:: Work instruction ::
The required output is every entry below, copied exactly.

:: Records supplied ::
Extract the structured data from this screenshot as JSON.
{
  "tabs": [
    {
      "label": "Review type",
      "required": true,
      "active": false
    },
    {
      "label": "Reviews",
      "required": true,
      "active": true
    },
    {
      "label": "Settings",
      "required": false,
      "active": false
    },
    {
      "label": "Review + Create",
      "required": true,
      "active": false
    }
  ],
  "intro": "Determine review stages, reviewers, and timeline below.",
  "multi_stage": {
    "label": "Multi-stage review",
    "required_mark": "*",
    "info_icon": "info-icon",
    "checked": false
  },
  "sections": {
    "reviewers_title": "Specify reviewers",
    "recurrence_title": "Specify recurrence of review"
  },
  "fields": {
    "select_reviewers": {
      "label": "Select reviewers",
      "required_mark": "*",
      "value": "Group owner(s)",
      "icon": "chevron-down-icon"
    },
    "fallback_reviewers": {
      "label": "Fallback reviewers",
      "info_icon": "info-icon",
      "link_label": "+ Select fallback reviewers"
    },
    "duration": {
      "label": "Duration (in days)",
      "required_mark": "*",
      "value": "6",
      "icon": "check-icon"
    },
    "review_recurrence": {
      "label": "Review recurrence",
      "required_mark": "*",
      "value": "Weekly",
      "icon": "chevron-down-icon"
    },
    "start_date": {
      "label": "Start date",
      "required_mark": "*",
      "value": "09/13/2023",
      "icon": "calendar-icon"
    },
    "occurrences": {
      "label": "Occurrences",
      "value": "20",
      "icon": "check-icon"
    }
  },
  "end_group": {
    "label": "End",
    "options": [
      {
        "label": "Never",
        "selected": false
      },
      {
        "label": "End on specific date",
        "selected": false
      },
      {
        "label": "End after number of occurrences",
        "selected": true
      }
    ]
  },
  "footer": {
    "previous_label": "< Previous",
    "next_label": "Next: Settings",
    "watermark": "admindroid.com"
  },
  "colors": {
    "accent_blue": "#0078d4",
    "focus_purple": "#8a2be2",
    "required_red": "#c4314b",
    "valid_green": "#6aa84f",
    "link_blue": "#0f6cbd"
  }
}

:: Answer box ::
Extract the structured data from this screenshot as JSON.
{
  "tabs": [
    {
      "label": "Review type",
      "required": true,
      "active": false
    },
    {
      "label": "Reviews",
      "required": true,
      "active": true
    },
    {
      "label": "Settings",
      "required": false,
      "active": false
    },
    {
      "label": "Review + Create",
      "required": true,
      "active": false
    }
  ],
  "intro": "Determine review stages, reviewers, and timeline below.",
  "multi_stage": {
    "label": "Multi-stage review",
    "required_mark": "*",
    "info_icon": "info-icon",
    "checked": false
  },
  "sections": {
    "reviewers_title": "Specify reviewers",
    "recurrence_title": "Specify recurrence of review"
  },
  "fields": {
    "select_reviewers": {
      "label": "Select reviewers",
      "required_mark": "*",
      "value": "Group owner(s)",
      "icon": "chevron-down-icon"
    },
    "fallback_reviewers": {
      "label": "Fallback reviewers",
      "info_icon": "info-icon",
      "link_label": "+ Select fallback reviewers"
    },
    "duration": {
      "label": "Duration (in days)",
      "required_mark": "*",
      "value": "6",
      "icon": "check-icon"
    },
    "review_recurrence": {
      "label": "Review recurrence",
      "required_mark": "*",
      "value": "Weekly",
      "icon": "chevron-down-icon"
    },
    "start_date": {
      "label": "Start date",
      "required_mark": "*",
      "value": "09/13/2023",
      "icon": "calendar-icon"
    },
    "occurrences": {
      "label": "Occurrences",
      "value": "20",
      "icon": "check-icon"
    }
  },
  "end_group": {
    "label": "End",
    "options": [
      {
        "label": "Never",
        "selected": false
      },
      {
        "label": "End on specific date",
        "selected": false
      },
      {
        "label": "End after number of occurrences",
        "selected": true
      }
    ]
  },
  "footer": {
    "previous_label": "< Previous",
    "next_label": "Next: Settings",
    "watermark": "admindroid.com"
  },
  "colors": {
    "accent_blue": "#0078d4",
    "focus_purple": "#8a2be2",
    "required_red": "#c4314b",
    "valid_green": "#6aa84f",
    "link_blue": "#0f6cbd"
  }
}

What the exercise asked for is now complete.